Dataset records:
↓

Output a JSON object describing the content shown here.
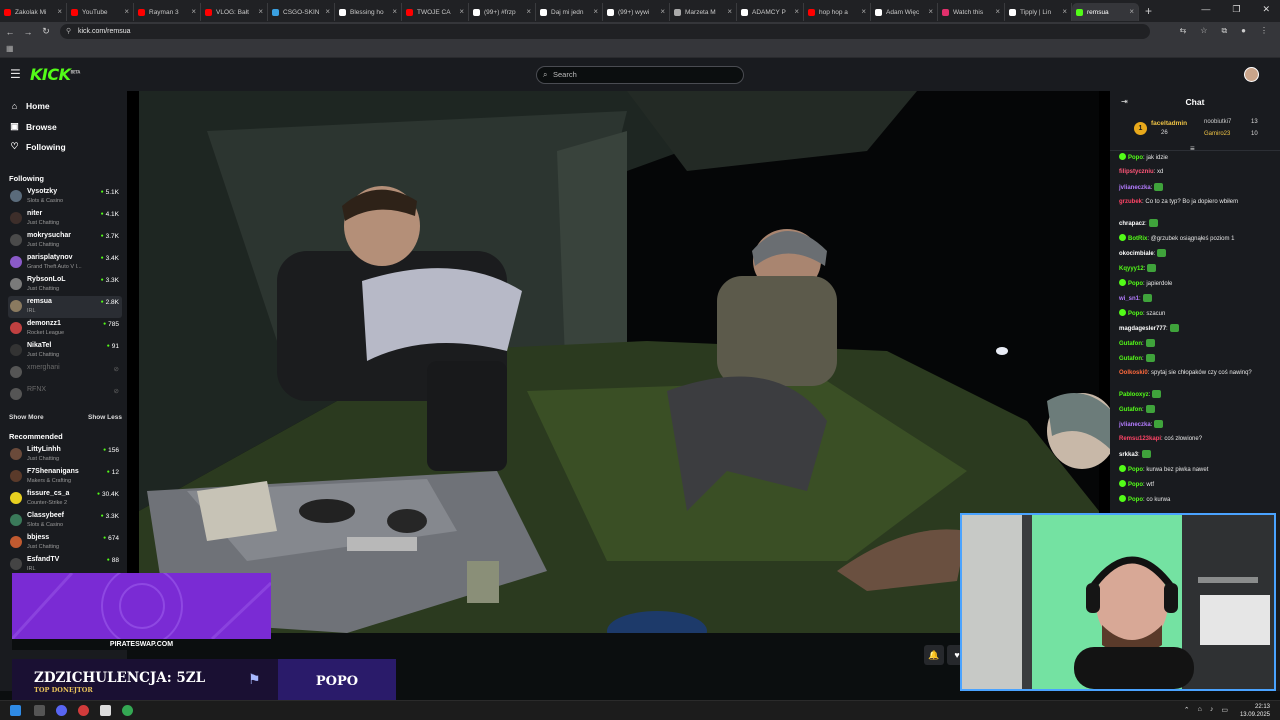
{
  "browser": {
    "tabs": [
      {
        "label": "Zakolak Mi",
        "color": "#ff0000"
      },
      {
        "label": "YouTube",
        "color": "#ff0000"
      },
      {
        "label": "Rayman 3",
        "color": "#ff0000"
      },
      {
        "label": "VLOG: Bałt",
        "color": "#ff0000"
      },
      {
        "label": "CSGO-SKIN",
        "color": "#3aa0e0"
      },
      {
        "label": "Blessing ho",
        "color": "#ffffff"
      },
      {
        "label": "TWOJE CA",
        "color": "#ff0000"
      },
      {
        "label": "(99+) #frzp",
        "color": "#ffffff"
      },
      {
        "label": "Daj mi jedn",
        "color": "#ffffff"
      },
      {
        "label": "(99+) wywi",
        "color": "#ffffff"
      },
      {
        "label": "Marzeta M",
        "color": "#aaaaaa"
      },
      {
        "label": "ADAMCY P",
        "color": "#ffffff"
      },
      {
        "label": "hop hop a",
        "color": "#ff0000"
      },
      {
        "label": "Adam Więc",
        "color": "#ffffff"
      },
      {
        "label": "Watch this",
        "color": "#e1306c"
      },
      {
        "label": "Tipply | Lin",
        "color": "#ffffff"
      },
      {
        "label": "remsua",
        "color": "#53fc18"
      }
    ],
    "new_tab": "+",
    "url": "kick.com/remsua"
  },
  "header": {
    "logo": "KICK",
    "logo_tag": "BETA",
    "search_placeholder": "Search"
  },
  "sidebar": {
    "nav": [
      {
        "label": "Home",
        "icon": "home-icon"
      },
      {
        "label": "Browse",
        "icon": "browse-icon"
      },
      {
        "label": "Following",
        "icon": "heart-icon"
      }
    ],
    "following_title": "Following",
    "following": [
      {
        "name": "Vysotzky",
        "category": "Slots & Casino",
        "viewers": "5.1K",
        "color": "#5a6b7b"
      },
      {
        "name": "niter",
        "category": "Just Chatting",
        "viewers": "4.1K",
        "color": "#3d2e2a"
      },
      {
        "name": "mokrysuchar",
        "category": "Just Chatting",
        "viewers": "3.7K",
        "color": "#4a4a4a"
      },
      {
        "name": "parisplatynov",
        "category": "Grand Theft Auto V I...",
        "viewers": "3.4K",
        "color": "#8a5ac8"
      },
      {
        "name": "RybsonLoL",
        "category": "Just Chatting",
        "viewers": "3.3K",
        "color": "#7a7a7a"
      },
      {
        "name": "remsua",
        "category": "IRL",
        "viewers": "2.8K",
        "color": "#8a7a60"
      },
      {
        "name": "demonzz1",
        "category": "Rocket League",
        "viewers": "785",
        "color": "#c04040"
      },
      {
        "name": "NikaTel",
        "category": "Just Chatting",
        "viewers": "91",
        "color": "#333333"
      },
      {
        "name": "xmerghani",
        "category": "",
        "viewers": "",
        "color": "#555555",
        "offline": true
      },
      {
        "name": "RFNX",
        "category": "",
        "viewers": "",
        "color": "#555555",
        "offline": true
      }
    ],
    "show_more": "Show More",
    "show_less": "Show Less",
    "recommended_title": "Recommended",
    "recommended": [
      {
        "name": "LittyLinhh",
        "category": "Just Chatting",
        "viewers": "156",
        "color": "#6a4a3a"
      },
      {
        "name": "F7Shenanigans",
        "category": "Makers & Crafting",
        "viewers": "12",
        "color": "#5a3a2a"
      },
      {
        "name": "fissure_cs_a",
        "category": "Counter-Strike 2",
        "viewers": "30.4K",
        "color": "#e8d020"
      },
      {
        "name": "Classybeef",
        "category": "Slots & Casino",
        "viewers": "3.3K",
        "color": "#3a7a5a"
      },
      {
        "name": "bbjess",
        "category": "Just Chatting",
        "viewers": "674",
        "color": "#c05a30"
      },
      {
        "name": "EsfandTV",
        "category": "IRL",
        "viewers": "88",
        "color": "#444444"
      }
    ]
  },
  "chat": {
    "title": "Chat",
    "leaderboard": [
      {
        "rank": "1",
        "name": "faceltadmin",
        "count": "26"
      },
      {
        "name": "noobiutki7",
        "count": "13"
      },
      {
        "name": "Gamiro23",
        "count": "10"
      }
    ],
    "messages": [
      {
        "user": "Popo",
        "color": "#53fc18",
        "text": " jak idzie",
        "badge": true
      },
      {
        "user": "filipstyczniu",
        "color": "#ff5577",
        "text": " xd",
        "badge": false
      },
      {
        "user": "jvlianeczka",
        "color": "#b47cff",
        "text": "",
        "emote": true
      },
      {
        "user": "grzubek",
        "color": "#ff4466",
        "text": " Co to za typ? Bo ja dopiero wbiłem"
      },
      {
        "user": "chrapacz",
        "color": "#ffffff",
        "text": "",
        "emote": true
      },
      {
        "user": "BotRix",
        "color": "#53fc18",
        "text": " @grzubek osiągnąłeś poziom 1",
        "badge": true
      },
      {
        "user": "okocimbiale",
        "color": "#ffffff",
        "text": "",
        "emote": true
      },
      {
        "user": "Kqyyy12",
        "color": "#53fc18",
        "text": "",
        "emote": true
      },
      {
        "user": "Popo",
        "color": "#53fc18",
        "text": " japierdole",
        "badge": true
      },
      {
        "user": "wi_sn1",
        "color": "#b47cff",
        "text": "",
        "emote": true
      },
      {
        "user": "Popo",
        "color": "#53fc18",
        "text": " szacun",
        "badge": true
      },
      {
        "user": "magdagesler777",
        "color": "#ffffff",
        "text": "",
        "emote": true
      },
      {
        "user": "Gutafon",
        "color": "#53fc18",
        "text": "",
        "emote": true
      },
      {
        "user": "Gutafon",
        "color": "#53fc18",
        "text": "",
        "emote": true
      },
      {
        "user": "Oolkoski0",
        "color": "#ff6a3d",
        "text": " spytaj sie chłopaków czy coś nawinq?"
      },
      {
        "user": "Pablooxyz",
        "color": "#53fc18",
        "text": "",
        "emote": true
      },
      {
        "user": "Gutafon",
        "color": "#53fc18",
        "text": "",
        "emote": true
      },
      {
        "user": "jvlianeczka",
        "color": "#b47cff",
        "text": "",
        "emote": true
      },
      {
        "user": "Remsu123kapi",
        "color": "#ff4466",
        "text": " coś złowione?"
      },
      {
        "user": "srkka3",
        "color": "#ffffff",
        "text": "",
        "emote": true
      },
      {
        "user": "Popo",
        "color": "#53fc18",
        "text": " kurwa bez piwka nawet",
        "badge": true
      },
      {
        "user": "Popo",
        "color": "#53fc18",
        "text": " wtf",
        "badge": true
      },
      {
        "user": "Popo",
        "color": "#53fc18",
        "text": " co kurwa",
        "badge": true
      }
    ]
  },
  "donation": {
    "site": "PIRATESWAP.COM",
    "amount": "ZDZICHULENCJA: 5ZL",
    "subtitle": "TOP DONEJTOR",
    "donor": "POPO"
  },
  "taskbar": {
    "time": "22:13",
    "date": "13.09.2025"
  }
}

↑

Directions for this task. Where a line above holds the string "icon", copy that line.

Reply to the task.
        "icon": "home-icon"
        "icon": "browse-icon"
        "icon": "heart-icon"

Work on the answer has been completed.